Houseparty, a video conferencing desktop and mobile application, said it would pay a $1 million bounty to anyone who could unmask the entity behind what the company described as "a paid commercial smear campaign."
The company's apparent anger comes after Houseparty has been at the center of media reports published yesterday by three British tabloids.
The Sun, the Express, and Mirror Online reported on Monday on a large number of Houseparty users claiming they had social media accounts hacked and taken over after installing the video conferencing app on their smartphones.
Users reported having Netflix, eBay, Instagram, Snapchat, and Spotify accounts taken over; however, very few were able to provide details about what really happened.
Houseparty denied any hacking rumors right from the get-go via a firm statement posted on its Twitter account, claiming that the app "doesn't collect passwords for other sites," and, hence, wouldn't be able to allow anyone to extract this data and pivot to other online services.
However, despite the explanation, the app is now at the center of a public relations disaster. Many of its users appear to believe the reports and are encouraging others to uninstall and delete the app from their devices.
Houseparty officials feel they're now being defamed unjustly in a game of dirty politics.

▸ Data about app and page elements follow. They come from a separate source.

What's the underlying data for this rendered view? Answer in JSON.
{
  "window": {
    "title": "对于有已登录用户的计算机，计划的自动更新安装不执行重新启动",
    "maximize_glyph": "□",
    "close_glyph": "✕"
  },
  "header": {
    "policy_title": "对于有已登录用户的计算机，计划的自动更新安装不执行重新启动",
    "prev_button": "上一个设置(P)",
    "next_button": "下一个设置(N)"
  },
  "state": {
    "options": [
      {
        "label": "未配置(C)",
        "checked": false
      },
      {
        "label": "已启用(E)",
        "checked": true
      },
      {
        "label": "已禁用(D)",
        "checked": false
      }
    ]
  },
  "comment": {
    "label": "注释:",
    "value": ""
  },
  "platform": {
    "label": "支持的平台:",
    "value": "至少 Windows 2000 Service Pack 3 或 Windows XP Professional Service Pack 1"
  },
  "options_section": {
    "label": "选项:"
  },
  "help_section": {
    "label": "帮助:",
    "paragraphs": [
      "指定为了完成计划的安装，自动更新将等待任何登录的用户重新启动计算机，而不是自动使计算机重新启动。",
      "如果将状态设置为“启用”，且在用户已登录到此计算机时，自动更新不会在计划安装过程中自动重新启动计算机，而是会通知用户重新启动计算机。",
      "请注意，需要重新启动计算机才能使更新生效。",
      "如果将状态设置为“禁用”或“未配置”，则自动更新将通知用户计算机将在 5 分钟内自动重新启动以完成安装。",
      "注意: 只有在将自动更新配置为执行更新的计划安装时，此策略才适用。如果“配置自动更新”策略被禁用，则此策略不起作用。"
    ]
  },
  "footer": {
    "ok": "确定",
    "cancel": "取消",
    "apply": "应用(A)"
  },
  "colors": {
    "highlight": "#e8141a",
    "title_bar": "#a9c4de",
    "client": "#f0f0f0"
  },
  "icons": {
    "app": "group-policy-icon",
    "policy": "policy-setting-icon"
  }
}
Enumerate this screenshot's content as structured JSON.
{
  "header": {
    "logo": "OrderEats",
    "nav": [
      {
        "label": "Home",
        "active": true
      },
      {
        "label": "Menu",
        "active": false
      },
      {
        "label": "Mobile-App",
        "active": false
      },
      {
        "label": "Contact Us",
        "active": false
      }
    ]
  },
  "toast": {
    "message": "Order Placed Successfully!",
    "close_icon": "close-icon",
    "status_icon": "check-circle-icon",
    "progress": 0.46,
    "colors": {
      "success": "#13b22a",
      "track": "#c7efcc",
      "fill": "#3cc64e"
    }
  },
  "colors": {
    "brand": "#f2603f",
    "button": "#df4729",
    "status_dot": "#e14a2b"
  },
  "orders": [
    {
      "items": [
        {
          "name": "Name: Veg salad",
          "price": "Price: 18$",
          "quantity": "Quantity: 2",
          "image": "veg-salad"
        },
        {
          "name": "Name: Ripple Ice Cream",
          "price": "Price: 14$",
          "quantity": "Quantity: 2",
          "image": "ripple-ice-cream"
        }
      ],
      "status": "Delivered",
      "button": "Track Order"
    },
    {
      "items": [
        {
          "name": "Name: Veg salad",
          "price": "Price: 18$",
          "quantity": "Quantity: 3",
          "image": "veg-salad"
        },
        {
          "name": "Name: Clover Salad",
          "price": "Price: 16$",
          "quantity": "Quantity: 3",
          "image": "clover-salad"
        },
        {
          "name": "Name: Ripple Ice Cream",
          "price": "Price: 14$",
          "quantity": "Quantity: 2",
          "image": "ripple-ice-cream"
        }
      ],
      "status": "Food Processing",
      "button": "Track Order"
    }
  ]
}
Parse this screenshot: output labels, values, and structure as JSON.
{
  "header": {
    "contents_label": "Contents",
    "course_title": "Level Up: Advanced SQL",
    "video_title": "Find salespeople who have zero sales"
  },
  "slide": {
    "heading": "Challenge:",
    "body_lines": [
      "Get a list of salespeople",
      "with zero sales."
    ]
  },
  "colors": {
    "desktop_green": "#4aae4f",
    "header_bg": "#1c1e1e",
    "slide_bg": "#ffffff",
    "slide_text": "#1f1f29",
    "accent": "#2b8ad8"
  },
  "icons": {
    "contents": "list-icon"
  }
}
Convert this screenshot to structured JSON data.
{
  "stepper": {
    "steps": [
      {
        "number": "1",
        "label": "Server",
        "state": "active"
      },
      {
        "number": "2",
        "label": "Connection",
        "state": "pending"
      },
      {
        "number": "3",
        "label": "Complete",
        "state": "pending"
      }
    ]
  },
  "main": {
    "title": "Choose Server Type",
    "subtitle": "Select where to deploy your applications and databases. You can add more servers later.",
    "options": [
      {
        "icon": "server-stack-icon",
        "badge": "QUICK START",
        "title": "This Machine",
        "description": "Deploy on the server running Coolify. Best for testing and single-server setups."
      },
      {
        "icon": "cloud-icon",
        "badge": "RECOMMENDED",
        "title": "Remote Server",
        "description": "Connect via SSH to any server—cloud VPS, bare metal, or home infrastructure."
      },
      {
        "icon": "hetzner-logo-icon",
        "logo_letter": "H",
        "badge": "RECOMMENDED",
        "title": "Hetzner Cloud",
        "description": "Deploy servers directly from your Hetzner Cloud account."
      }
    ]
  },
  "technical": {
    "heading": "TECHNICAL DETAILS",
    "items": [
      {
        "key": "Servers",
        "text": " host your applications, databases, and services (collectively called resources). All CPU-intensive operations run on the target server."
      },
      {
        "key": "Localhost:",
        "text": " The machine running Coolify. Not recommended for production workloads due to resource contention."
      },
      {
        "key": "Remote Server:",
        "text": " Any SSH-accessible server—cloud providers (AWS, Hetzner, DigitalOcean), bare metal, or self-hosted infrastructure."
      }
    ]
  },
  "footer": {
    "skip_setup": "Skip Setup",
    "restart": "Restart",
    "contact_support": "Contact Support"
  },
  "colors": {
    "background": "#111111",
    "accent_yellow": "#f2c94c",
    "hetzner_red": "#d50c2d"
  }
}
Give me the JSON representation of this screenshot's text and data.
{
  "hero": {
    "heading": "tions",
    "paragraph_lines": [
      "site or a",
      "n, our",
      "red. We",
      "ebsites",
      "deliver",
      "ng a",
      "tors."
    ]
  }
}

"We are investigating indications that the recent hacking rumors were spread by a paid commercial smear campaign to harm Houseparty," the app maker said in a tweet today.
"We are offering a $1,000,000 bounty for the first individual to provide proof of such a campaign to email@example.com."
A Houseparty spokesperson could not be reached for additional details.
The app rose in popularity during the current coronavirus (COVID-19) outbreak when social distancing and quarantine measures were imposed around the globe.